■ PROBLEM TO SOLVE ■
All of the data that follows should be given again exactly, without its images.

■ DATASET RECORDS ■
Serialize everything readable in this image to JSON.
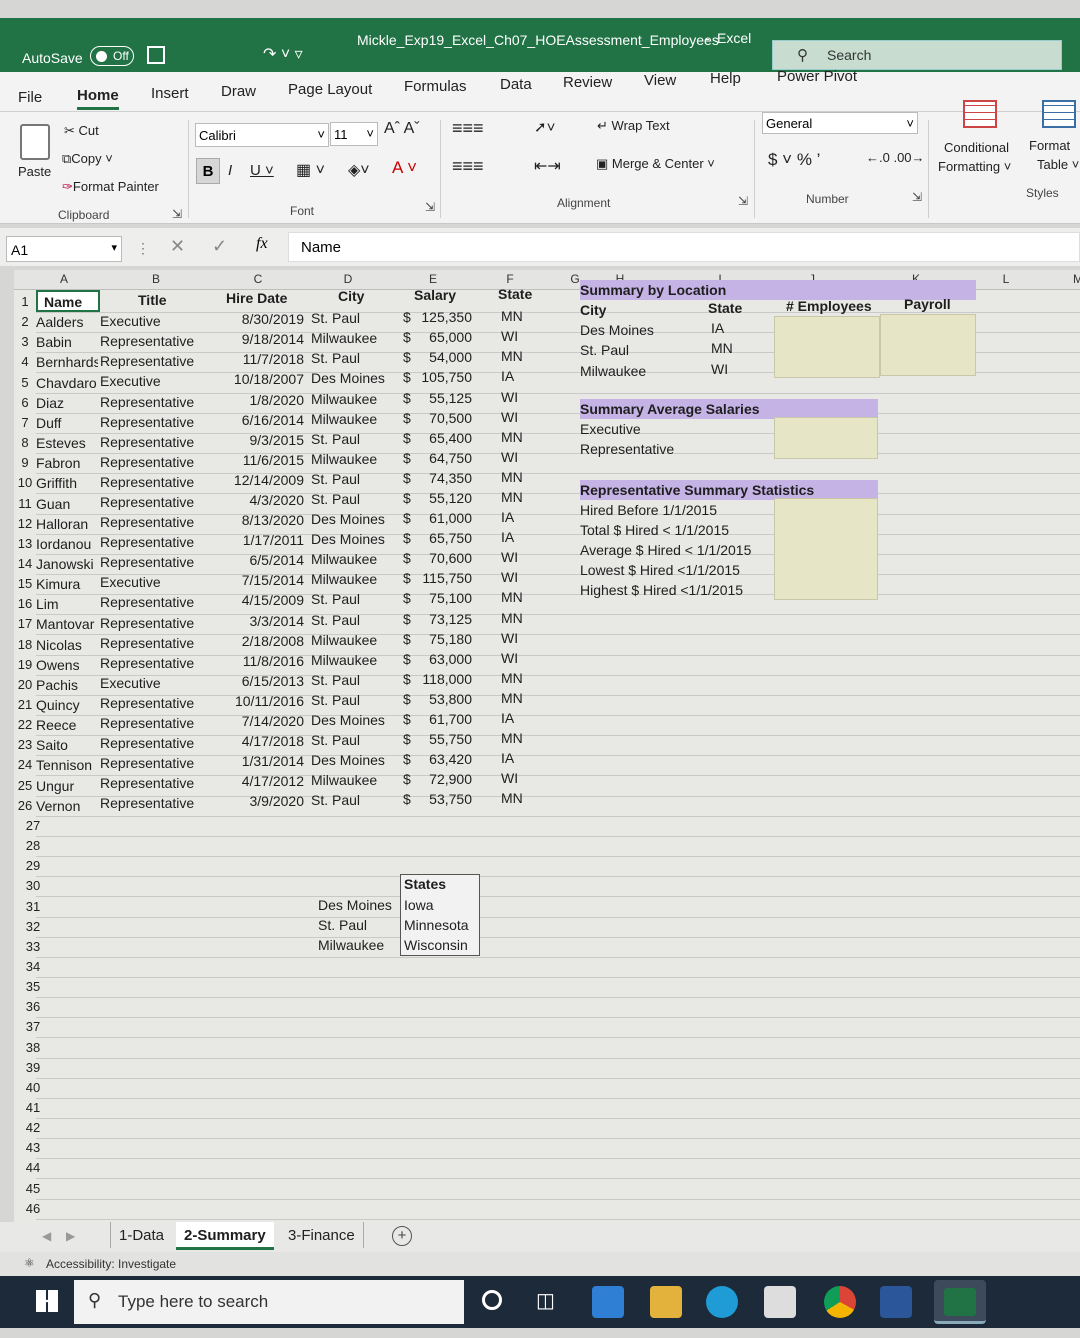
{
  "app": {
    "autosave_label": "AutoSave",
    "autosave_state": "Off",
    "file_title": "Mickle_Exp19_Excel_Ch07_HOEAssessment_Employees",
    "app_name": "Excel",
    "search_placeholder": "Search"
  },
  "ribbon_tabs": [
    "File",
    "Home",
    "Insert",
    "Draw",
    "Page Layout",
    "Formulas",
    "Data",
    "Review",
    "View",
    "Help",
    "Power Pivot"
  ],
  "ribbon": {
    "paste": "Paste",
    "cut": "Cut",
    "copy": "Copy",
    "format_painter": "Format Painter",
    "clipboard": "Clipboard",
    "font_name": "Calibri",
    "font_size": "11",
    "font_group": "Font",
    "wrap_text": "Wrap Text",
    "merge_center": "Merge & Center",
    "alignment": "Alignment",
    "number_format": "General",
    "number_group": "Number",
    "conditional": "Conditional",
    "formatting": "Formatting",
    "format_as": "Format",
    "table": "Table",
    "styles": "Styles"
  },
  "formula_bar": {
    "name_box": "A1",
    "fx": "fx",
    "content": "Name"
  },
  "columns": [
    "A",
    "B",
    "C",
    "D",
    "E",
    "F",
    "G",
    "H",
    "I",
    "J",
    "K",
    "L",
    "M"
  ],
  "headers": {
    "name": "Name",
    "title": "Title",
    "hire": "Hire Date",
    "city": "City",
    "salary": "Salary",
    "state": "State"
  },
  "rows": [
    {
      "n": "2",
      "name": "Aalders",
      "title": "Executive",
      "hire": "8/30/2019",
      "city": "St. Paul",
      "salary": "125,350",
      "state": "MN"
    },
    {
      "n": "3",
      "name": "Babin",
      "title": "Representative",
      "hire": "9/18/2014",
      "city": "Milwaukee",
      "salary": "65,000",
      "state": "WI"
    },
    {
      "n": "4",
      "name": "Bernhards",
      "title": "Representative",
      "hire": "11/7/2018",
      "city": "St. Paul",
      "salary": "54,000",
      "state": "MN"
    },
    {
      "n": "5",
      "name": "Chavdaro",
      "title": "Executive",
      "hire": "10/18/2007",
      "city": "Des Moines",
      "salary": "105,750",
      "state": "IA"
    },
    {
      "n": "6",
      "name": "Diaz",
      "title": "Representative",
      "hire": "1/8/2020",
      "city": "Milwaukee",
      "salary": "55,125",
      "state": "WI"
    },
    {
      "n": "7",
      "name": "Duff",
      "title": "Representative",
      "hire": "6/16/2014",
      "city": "Milwaukee",
      "salary": "70,500",
      "state": "WI"
    },
    {
      "n": "8",
      "name": "Esteves",
      "title": "Representative",
      "hire": "9/3/2015",
      "city": "St. Paul",
      "salary": "65,400",
      "state": "MN"
    },
    {
      "n": "9",
      "name": "Fabron",
      "title": "Representative",
      "hire": "11/6/2015",
      "city": "Milwaukee",
      "salary": "64,750",
      "state": "WI"
    },
    {
      "n": "10",
      "name": "Griffith",
      "title": "Representative",
      "hire": "12/14/2009",
      "city": "St. Paul",
      "salary": "74,350",
      "state": "MN"
    },
    {
      "n": "11",
      "name": "Guan",
      "title": "Representative",
      "hire": "4/3/2020",
      "city": "St. Paul",
      "salary": "55,120",
      "state": "MN"
    },
    {
      "n": "12",
      "name": "Halloran",
      "title": "Representative",
      "hire": "8/13/2020",
      "city": "Des Moines",
      "salary": "61,000",
      "state": "IA"
    },
    {
      "n": "13",
      "name": "Iordanou",
      "title": "Representative",
      "hire": "1/17/2011",
      "city": "Des Moines",
      "salary": "65,750",
      "state": "IA"
    },
    {
      "n": "14",
      "name": "Janowski",
      "title": "Representative",
      "hire": "6/5/2014",
      "city": "Milwaukee",
      "salary": "70,600",
      "state": "WI"
    },
    {
      "n": "15",
      "name": "Kimura",
      "title": "Executive",
      "hire": "7/15/2014",
      "city": "Milwaukee",
      "salary": "115,750",
      "state": "WI"
    },
    {
      "n": "16",
      "name": "Lim",
      "title": "Representative",
      "hire": "4/15/2009",
      "city": "St. Paul",
      "salary": "75,100",
      "state": "MN"
    },
    {
      "n": "17",
      "name": "Mantovar",
      "title": "Representative",
      "hire": "3/3/2014",
      "city": "St. Paul",
      "salary": "73,125",
      "state": "MN"
    },
    {
      "n": "18",
      "name": "Nicolas",
      "title": "Representative",
      "hire": "2/18/2008",
      "city": "Milwaukee",
      "salary": "75,180",
      "state": "WI"
    },
    {
      "n": "19",
      "name": "Owens",
      "title": "Representative",
      "hire": "11/8/2016",
      "city": "Milwaukee",
      "salary": "63,000",
      "state": "WI"
    },
    {
      "n": "20",
      "name": "Pachis",
      "title": "Executive",
      "hire": "6/15/2013",
      "city": "St. Paul",
      "salary": "118,000",
      "state": "MN"
    },
    {
      "n": "21",
      "name": "Quincy",
      "title": "Representative",
      "hire": "10/11/2016",
      "city": "St. Paul",
      "salary": "53,800",
      "state": "MN"
    },
    {
      "n": "22",
      "name": "Reece",
      "title": "Representative",
      "hire": "7/14/2020",
      "city": "Des Moines",
      "salary": "61,700",
      "state": "IA"
    },
    {
      "n": "23",
      "name": "Saito",
      "title": "Representative",
      "hire": "4/17/2018",
      "city": "St. Paul",
      "salary": "55,750",
      "state": "MN"
    },
    {
      "n": "24",
      "name": "Tennison",
      "title": "Representative",
      "hire": "1/31/2014",
      "city": "Des Moines",
      "salary": "63,420",
      "state": "IA"
    },
    {
      "n": "25",
      "name": "Ungur",
      "title": "Representative",
      "hire": "4/17/2012",
      "city": "Milwaukee",
      "salary": "72,900",
      "state": "WI"
    },
    {
      "n": "26",
      "name": "Vernon",
      "title": "Representative",
      "hire": "3/9/2020",
      "city": "St. Paul",
      "salary": "53,750",
      "state": "MN"
    }
  ],
  "dollar": "$",
  "summary_location": {
    "title": "Summary by Location",
    "city_hdr": "City",
    "state_hdr": "State",
    "emp_hdr": "# Employees",
    "payroll_hdr": "Payroll",
    "rows": [
      {
        "city": "Des Moines",
        "state": "IA"
      },
      {
        "city": "St. Paul",
        "state": "MN"
      },
      {
        "city": "Milwaukee",
        "state": "WI"
      }
    ]
  },
  "summary_avg": {
    "title": "Summary Average Salaries",
    "rows": [
      "Executive",
      "Representative"
    ]
  },
  "rep_stats": {
    "title": "Representative Summary Statistics",
    "rows": [
      "Hired Before 1/1/2015",
      "Total $ Hired < 1/1/2015",
      "Average $ Hired < 1/1/2015",
      "Lowest $ Hired <1/1/2015",
      "Highest $ Hired <1/1/2015"
    ]
  },
  "states_table": {
    "header": "States",
    "rows": [
      {
        "city": "Des Moines",
        "state": "Iowa"
      },
      {
        "city": "St. Paul",
        "state": "Minnesota"
      },
      {
        "city": "Milwaukee",
        "state": "Wisconsin"
      }
    ]
  },
  "sheet_tabs": [
    "1-Data",
    "2-Summary",
    "3-Finance"
  ],
  "status_text": "Accessibility: Investigate",
  "taskbar_search": "Type here to search"
}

■ RESPONSE TO THIS EXERCISE ■
Serialize everything readable in this image to JSON.
{
  "app": {
    "autosave_label": "AutoSave",
    "autosave_state": "Off",
    "file_title": "Mickle_Exp19_Excel_Ch07_HOEAssessment_Employees",
    "app_name": "Excel",
    "search_placeholder": "Search"
  },
  "ribbon_tabs": [
    "File",
    "Home",
    "Insert",
    "Draw",
    "Page Layout",
    "Formulas",
    "Data",
    "Review",
    "View",
    "Help",
    "Power Pivot"
  ],
  "ribbon": {
    "paste": "Paste",
    "cut": "Cut",
    "copy": "Copy",
    "format_painter": "Format Painter",
    "clipboard": "Clipboard",
    "font_name": "Calibri",
    "font_size": "11",
    "font_group": "Font",
    "wrap_text": "Wrap Text",
    "merge_center": "Merge & Center",
    "alignment": "Alignment",
    "number_format": "General",
    "number_group": "Number",
    "conditional": "Conditional",
    "formatting": "Formatting",
    "format_as": "Format",
    "table": "Table",
    "styles": "Styles"
  },
  "formula_bar": {
    "name_box": "A1",
    "fx": "fx",
    "content": "Name"
  },
  "columns": [
    "A",
    "B",
    "C",
    "D",
    "E",
    "F",
    "G",
    "H",
    "I",
    "J",
    "K",
    "L",
    "M"
  ],
  "headers": {
    "name": "Name",
    "title": "Title",
    "hire": "Hire Date",
    "city": "City",
    "salary": "Salary",
    "state": "State"
  },
  "rows": [
    {
      "n": "2",
      "name": "Aalders",
      "title": "Executive",
      "hire": "8/30/2019",
      "city": "St. Paul",
      "salary": "125,350",
      "state": "MN"
    },
    {
      "n": "3",
      "name": "Babin",
      "title": "Representative",
      "hire": "9/18/2014",
      "city": "Milwaukee",
      "salary": "65,000",
      "state": "WI"
    },
    {
      "n": "4",
      "name": "Bernhards",
      "title": "Representative",
      "hire": "11/7/2018",
      "city": "St. Paul",
      "salary": "54,000",
      "state": "MN"
    },
    {
      "n": "5",
      "name": "Chavdaro",
      "title": "Executive",
      "hire": "10/18/2007",
      "city": "Des Moines",
      "salary": "105,750",
      "state": "IA"
    },
    {
      "n": "6",
      "name": "Diaz",
      "title": "Representative",
      "hire": "1/8/2020",
      "city": "Milwaukee",
      "salary": "55,125",
      "state": "WI"
    },
    {
      "n": "7",
      "name": "Duff",
      "title": "Representative",
      "hire": "6/16/2014",
      "city": "Milwaukee",
      "salary": "70,500",
      "state": "WI"
    },
    {
      "n": "8",
      "name": "Esteves",
      "title": "Representative",
      "hire": "9/3/2015",
      "city": "St. Paul",
      "salary": "65,400",
      "state": "MN"
    },
    {
      "n": "9",
      "name": "Fabron",
      "title": "Representative",
      "hire": "11/6/2015",
      "city": "Milwaukee",
      "salary": "64,750",
      "state": "WI"
    },
    {
      "n": "10",
      "name": "Griffith",
      "title": "Representative",
      "hire": "12/14/2009",
      "city": "St. Paul",
      "salary": "74,350",
      "state": "MN"
    },
    {
      "n": "11",
      "name": "Guan",
      "title": "Representative",
      "hire": "4/3/2020",
      "city": "St. Paul",
      "salary": "55,120",
      "state": "MN"
    },
    {
      "n": "12",
      "name": "Halloran",
      "title": "Representative",
      "hire": "8/13/2020",
      "city": "Des Moines",
      "salary": "61,000",
      "state": "IA"
    },
    {
      "n": "13",
      "name": "Iordanou",
      "title": "Representative",
      "hire": "1/17/2011",
      "city": "Des Moines",
      "salary": "65,750",
      "state": "IA"
    },
    {
      "n": "14",
      "name": "Janowski",
      "title": "Representative",
      "hire": "6/5/2014",
      "city": "Milwaukee",
      "salary": "70,600",
      "state": "WI"
    },
    {
      "n": "15",
      "name": "Kimura",
      "title": "Executive",
      "hire": "7/15/2014",
      "city": "Milwaukee",
      "salary": "115,750",
      "state": "WI"
    },
    {
      "n": "16",
      "name": "Lim",
      "title": "Representative",
      "hire": "4/15/2009",
      "city": "St. Paul",
      "salary": "75,100",
      "state": "MN"
    },
    {
      "n": "17",
      "name": "Mantovar",
      "title": "Representative",
      "hire": "3/3/2014",
      "city": "St. Paul",
      "salary": "73,125",
      "state": "MN"
    },
    {
      "n": "18",
      "name": "Nicolas",
      "title": "Representative",
      "hire": "2/18/2008",
      "city": "Milwaukee",
      "salary": "75,180",
      "state": "WI"
    },
    {
      "n": "19",
      "name": "Owens",
      "title": "Representative",
      "hire": "11/8/2016",
      "city": "Milwaukee",
      "salary": "63,000",
      "state": "WI"
    },
    {
      "n": "20",
      "name": "Pachis",
      "title": "Executive",
      "hire": "6/15/2013",
      "city": "St. Paul",
      "salary": "118,000",
      "state": "MN"
    },
    {
      "n": "21",
      "name": "Quincy",
      "title": "Representative",
      "hire": "10/11/2016",
      "city": "St. Paul",
      "salary": "53,800",
      "state": "MN"
    },
    {
      "n": "22",
      "name": "Reece",
      "title": "Representative",
      "hire": "7/14/2020",
      "city": "Des Moines",
      "salary": "61,700",
      "state": "IA"
    },
    {
      "n": "23",
      "name": "Saito",
      "title": "Representative",
      "hire": "4/17/2018",
      "city": "St. Paul",
      "salary": "55,750",
      "state": "MN"
    },
    {
      "n": "24",
      "name": "Tennison",
      "title": "Representative",
      "hire": "1/31/2014",
      "city": "Des Moines",
      "salary": "63,420",
      "state": "IA"
    },
    {
      "n": "25",
      "name": "Ungur",
      "title": "Representative",
      "hire": "4/17/2012",
      "city": "Milwaukee",
      "salary": "72,900",
      "state": "WI"
    },
    {
      "n": "26",
      "name": "Vernon",
      "title": "Representative",
      "hire": "3/9/2020",
      "city": "St. Paul",
      "salary": "53,750",
      "state": "MN"
    }
  ],
  "dollar": "$",
  "summary_location": {
    "title": "Summary by Location",
    "city_hdr": "City",
    "state_hdr": "State",
    "emp_hdr": "# Employees",
    "payroll_hdr": "Payroll",
    "rows": [
      {
        "city": "Des Moines",
        "state": "IA"
      },
      {
        "city": "St. Paul",
        "state": "MN"
      },
      {
        "city": "Milwaukee",
        "state": "WI"
      }
    ]
  },
  "summary_avg": {
    "title": "Summary Average Salaries",
    "rows": [
      "Executive",
      "Representative"
    ]
  },
  "rep_stats": {
    "title": "Representative Summary Statistics",
    "rows": [
      "Hired Before 1/1/2015",
      "Total $ Hired < 1/1/2015",
      "Average $ Hired < 1/1/2015",
      "Lowest $ Hired <1/1/2015",
      "Highest $ Hired <1/1/2015"
    ]
  },
  "states_table": {
    "header": "States",
    "rows": [
      {
        "city": "Des Moines",
        "state": "Iowa"
      },
      {
        "city": "St. Paul",
        "state": "Minnesota"
      },
      {
        "city": "Milwaukee",
        "state": "Wisconsin"
      }
    ]
  },
  "sheet_tabs": [
    "1-Data",
    "2-Summary",
    "3-Finance"
  ],
  "status_text": "Accessibility: Investigate",
  "taskbar_search": "Type here to search"
}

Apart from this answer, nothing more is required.